>>>>
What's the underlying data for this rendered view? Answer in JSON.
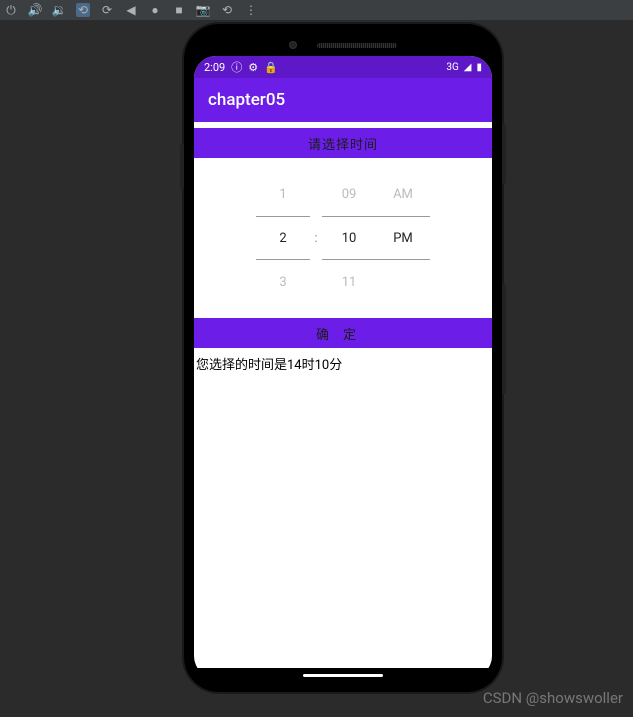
{
  "toolbar": {
    "icons": [
      "power",
      "volume-up",
      "volume-down",
      "rotate-left",
      "rotate-right",
      "play-back",
      "record",
      "stop",
      "camera",
      "rewind",
      "more"
    ]
  },
  "status_bar": {
    "time": "2:09",
    "network": "3G"
  },
  "app_bar": {
    "title": "chapter05"
  },
  "buttons": {
    "select_time": "请选择时间",
    "confirm": "确定"
  },
  "picker": {
    "hour_prev": "1",
    "hour_sel": "2",
    "hour_next": "3",
    "min_prev": "09",
    "min_sel": "10",
    "min_next": "11",
    "ampm_prev": "AM",
    "ampm_sel": "PM",
    "colon": ":"
  },
  "result": "您选择的时间是14时10分",
  "watermark": "CSDN @showswoller"
}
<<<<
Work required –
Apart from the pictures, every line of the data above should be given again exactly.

Your response –
What's the underlying data for this rendered view? Answer in JSON.
{
  "toolbar": {
    "icons": [
      "power",
      "volume-up",
      "volume-down",
      "rotate-left",
      "rotate-right",
      "play-back",
      "record",
      "stop",
      "camera",
      "rewind",
      "more"
    ]
  },
  "status_bar": {
    "time": "2:09",
    "network": "3G"
  },
  "app_bar": {
    "title": "chapter05"
  },
  "buttons": {
    "select_time": "请选择时间",
    "confirm": "确定"
  },
  "picker": {
    "hour_prev": "1",
    "hour_sel": "2",
    "hour_next": "3",
    "min_prev": "09",
    "min_sel": "10",
    "min_next": "11",
    "ampm_prev": "AM",
    "ampm_sel": "PM",
    "colon": ":"
  },
  "result": "您选择的时间是14时10分",
  "watermark": "CSDN @showswoller"
}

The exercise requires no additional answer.